Many people who took steps to protect their affairs or those of elderly relatives if they become incapable might have broken the law by mistake, a leading newspaper has reported.
The Times reported that those who rushed to take out an old-style power of attorney before the law changed on October 1st 2007 might have breached rules as a result of confusion over legal requirements.
It is thought that many solicitors mistakenly told members of the public that it was only necessary for them to sign the documents to obtain an enduring power of attorney (EPA).
However, the Office of Public Guardianship has reportedly clarified the rules and stated that, for the documents to be valid, both by the person who is granting the power and the person who would take it on needed to sign before the cut off date.
As a result, many at risk individuals who previously thought they were protected could face the cost of reapplying under the new system.
Wills, trusts and estates lawyer Roger Peters, head of the private client practice at Gordon Dadds, explained to the paper: "We were conscious of this issue at the time.

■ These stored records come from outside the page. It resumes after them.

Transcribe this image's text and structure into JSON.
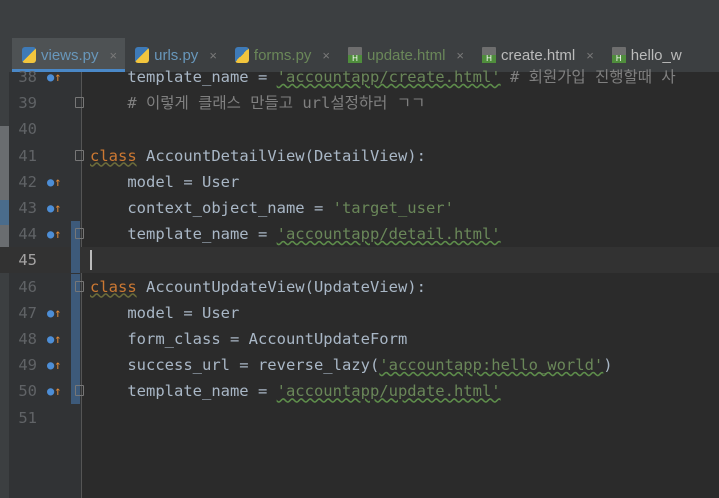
{
  "tabs": [
    {
      "label": "views.py",
      "icon": "python-file-icon",
      "active": true
    },
    {
      "label": "urls.py",
      "icon": "python-file-icon"
    },
    {
      "label": "forms.py",
      "icon": "python-file-icon"
    },
    {
      "label": "update.html",
      "icon": "html-file-icon"
    },
    {
      "label": "create.html",
      "icon": "html-file-icon"
    },
    {
      "label": "hello_w",
      "icon": "html-file-icon"
    }
  ],
  "close_glyph": "×",
  "lines": {
    "l38": {
      "n": "38",
      "a": "    template_name = ",
      "s": "'accountapp/create.html'",
      "c": " # 회원가입 진행할때 사"
    },
    "l39": {
      "n": "39",
      "c": "    # 이렇게 클래스 만들고 url설정하러 ㄱㄱ"
    },
    "l40": {
      "n": "40"
    },
    "l41": {
      "n": "41",
      "k": "class",
      "a": " AccountDetailView(DetailView):"
    },
    "l42": {
      "n": "42",
      "a": "    model = User"
    },
    "l43": {
      "n": "43",
      "a": "    context_object_name = ",
      "s": "'target_user'"
    },
    "l44": {
      "n": "44",
      "a": "    template_name = ",
      "s": "'accountapp/detail.html'"
    },
    "l45": {
      "n": "45"
    },
    "l46": {
      "n": "46",
      "k": "class",
      "a": " AccountUpdateView(UpdateView):"
    },
    "l47": {
      "n": "47",
      "a": "    model = User"
    },
    "l48": {
      "n": "48",
      "a": "    form_class = AccountUpdateForm"
    },
    "l49": {
      "n": "49",
      "a": "    success_url = reverse_lazy(",
      "s": "'accountapp:hello_world'",
      "e": ")"
    },
    "l50": {
      "n": "50",
      "a": "    template_name = ",
      "s": "'accountapp/update.html'"
    },
    "l51": {
      "n": "51"
    }
  }
}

The point is arguable, so the confusion is understandable and I don't believe solicitors could be held to be negligent.
"But we took the view here that forms should be signed both by the donor and the attorney."